■ Your goal:
Reproduce the listing below exactly. Pictures do not belong in the copy.

[[ The data, beginning ]]

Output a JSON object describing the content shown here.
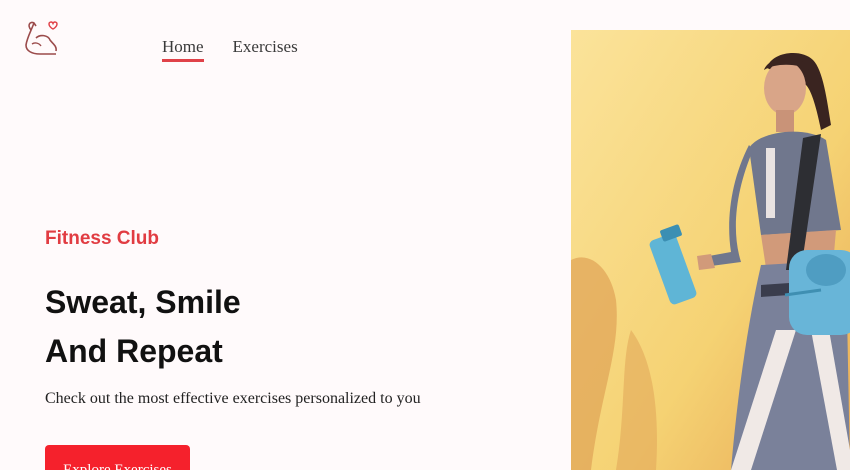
{
  "nav": {
    "items": [
      {
        "label": "Home",
        "active": true
      },
      {
        "label": "Exercises",
        "active": false
      }
    ]
  },
  "hero": {
    "subtitle": "Fitness Club",
    "title_line1": "Sweat, Smile",
    "title_line2": "And Repeat",
    "description": "Check out the most effective exercises personalized to you",
    "cta_label": "Explore Exercises"
  },
  "colors": {
    "accent": "#e13c42",
    "button": "#f5212c",
    "image_background": "#f7d97c"
  },
  "icons": {
    "logo": "flexed-arm-heart-icon"
  }
}
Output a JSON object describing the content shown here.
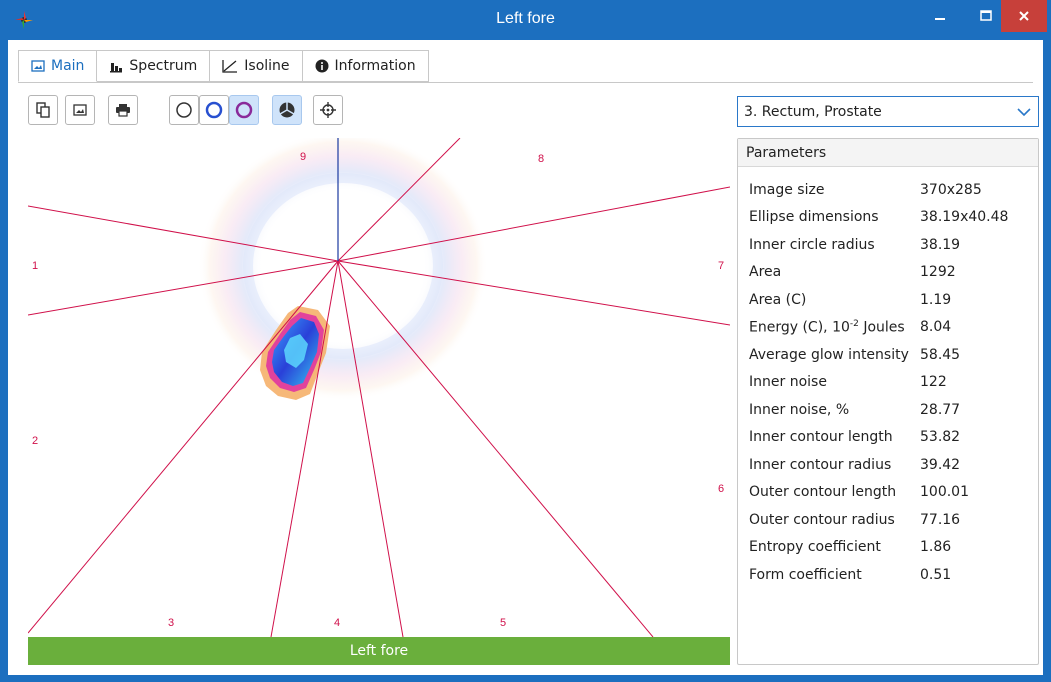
{
  "window": {
    "title": "Left fore",
    "icon": "app-logo-icon"
  },
  "tabs": [
    {
      "label": "Main",
      "icon": "image-icon",
      "active": true
    },
    {
      "label": "Spectrum",
      "icon": "bar-chart-icon",
      "active": false
    },
    {
      "label": "Isoline",
      "icon": "line-chart-icon",
      "active": false
    },
    {
      "label": "Information",
      "icon": "info-icon",
      "active": false
    }
  ],
  "toolbar": {
    "buttons": [
      {
        "icon": "copy-icon"
      },
      {
        "icon": "image-icon"
      },
      {
        "icon": "print-icon"
      },
      {
        "icon": "circle-outline-icon"
      },
      {
        "icon": "circle-blue-icon"
      },
      {
        "icon": "circle-purple-icon",
        "selected": true
      },
      {
        "icon": "sectors-icon",
        "selected": true
      },
      {
        "icon": "center-target-icon"
      }
    ]
  },
  "organ_select": {
    "value": "3. Rectum, Prostate"
  },
  "parameters": {
    "header": "Parameters",
    "rows": [
      {
        "name": "Image size",
        "value": "370x285"
      },
      {
        "name": "Ellipse dimensions",
        "value": "38.19x40.48"
      },
      {
        "name": "Inner circle radius",
        "value": "38.19"
      },
      {
        "name": "Area",
        "value": "1292"
      },
      {
        "name": "Area (C)",
        "value": "1.19"
      },
      {
        "name_prefix": "Energy (C), 10",
        "name_sup": "-2",
        "name_suffix": " Joules",
        "value": "8.04"
      },
      {
        "name": "Average glow intensity",
        "value": "58.45"
      },
      {
        "name": "Inner noise",
        "value": "122"
      },
      {
        "name": "Inner noise, %",
        "value": "28.77"
      },
      {
        "name": "Inner contour length",
        "value": "53.82"
      },
      {
        "name": "Inner contour radius",
        "value": "39.42"
      },
      {
        "name": "Outer contour length",
        "value": "100.01"
      },
      {
        "name": "Outer contour radius",
        "value": "77.16"
      },
      {
        "name": "Entropy coefficient",
        "value": "1.86"
      },
      {
        "name": "Form coefficient",
        "value": "0.51"
      }
    ]
  },
  "sectors": {
    "labels": [
      "9",
      "8",
      "1",
      "7",
      "2",
      "6",
      "3",
      "4",
      "5"
    ],
    "line_color": "#d0104a",
    "axis_color": "#1a3aa0"
  },
  "status": {
    "label": "Left fore",
    "color": "#6aaf3c"
  },
  "colors": {
    "accent": "#1c6fbf",
    "close": "#c7403a"
  }
}
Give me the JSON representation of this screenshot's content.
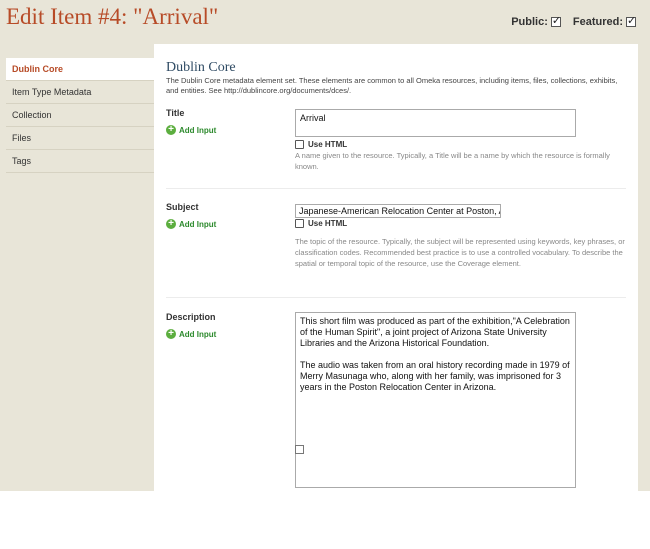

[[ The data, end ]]

■ Solution for this problem:
Output a JSON object describing the content shown here.
{
  "nav": {
    "items": [
      {
        "label": "Home",
        "active": true
      },
      {
        "label": "Exercises",
        "active": false
      }
    ]
  },
  "hero": {
    "subtitle": "Fitness Club",
    "title_line1": "Sweat, Smile",
    "title_line2": "And Repeat",
    "description": "Check out the most effective exercises personalized to you",
    "cta_label": "Explore Exercises"
  },
  "colors": {
    "accent": "#e13c42",
    "button": "#f5212c",
    "image_background": "#f7d97c"
  },
  "icons": {
    "logo": "flexed-arm-heart-icon"
  }
}
Output a JSON object describing the content shown here.
{
  "window": {
    "title": "Left fore",
    "icon": "app-logo-icon"
  },
  "tabs": [
    {
      "label": "Main",
      "icon": "image-icon",
      "active": true
    },
    {
      "label": "Spectrum",
      "icon": "bar-chart-icon",
      "active": false
    },
    {
      "label": "Isoline",
      "icon": "line-chart-icon",
      "active": false
    },
    {
      "label": "Information",
      "icon": "info-icon",
      "active": false
    }
  ],
  "toolbar": {
    "buttons": [
      {
        "icon": "copy-icon"
      },
      {
        "icon": "image-icon"
      },
      {
        "icon": "print-icon"
      },
      {
        "icon": "circle-outline-icon"
      },
      {
        "icon": "circle-blue-icon"
      },
      {
        "icon": "circle-purple-icon",
        "selected": true
      },
      {
        "icon": "sectors-icon",
        "selected": true
      },
      {
        "icon": "center-target-icon"
      }
    ]
  },
  "organ_select": {
    "value": "3. Rectum, Prostate"
  },
  "parameters": {
    "header": "Parameters",
    "rows": [
      {
        "name": "Image size",
        "value": "370x285"
      },
      {
        "name": "Ellipse dimensions",
        "value": "38.19x40.48"
      },
      {
        "name": "Inner circle radius",
        "value": "38.19"
      },
      {
        "name": "Area",
        "value": "1292"
      },
      {
        "name": "Area (C)",
        "value": "1.19"
      },
      {
        "name_prefix": "Energy (C), 10",
        "name_sup": "-2",
        "name_suffix": " Joules",
        "value": "8.04"
      },
      {
        "name": "Average glow intensity",
        "value": "58.45"
      },
      {
        "name": "Inner noise",
        "value": "122"
      },
      {
        "name": "Inner noise, %",
        "value": "28.77"
      },
      {
        "name": "Inner contour length",
        "value": "53.82"
      },
      {
        "name": "Inner contour radius",
        "value": "39.42"
      },
      {
        "name": "Outer contour length",
        "value": "100.01"
      },
      {
        "name": "Outer contour radius",
        "value": "77.16"
      },
      {
        "name": "Entropy coefficient",
        "value": "1.86"
      },
      {
        "name": "Form coefficient",
        "value": "0.51"
      }
    ]
  },
  "sectors": {
    "labels": [
      "9",
      "8",
      "1",
      "7",
      "2",
      "6",
      "3",
      "4",
      "5"
    ],
    "line_color": "#d0104a",
    "axis_color": "#1a3aa0"
  },
  "status": {
    "label": "Left fore",
    "color": "#6aaf3c"
  },
  "colors": {
    "accent": "#1c6fbf",
    "close": "#c7403a"
  }
}
Give me the JSON representation of this screenshot's content.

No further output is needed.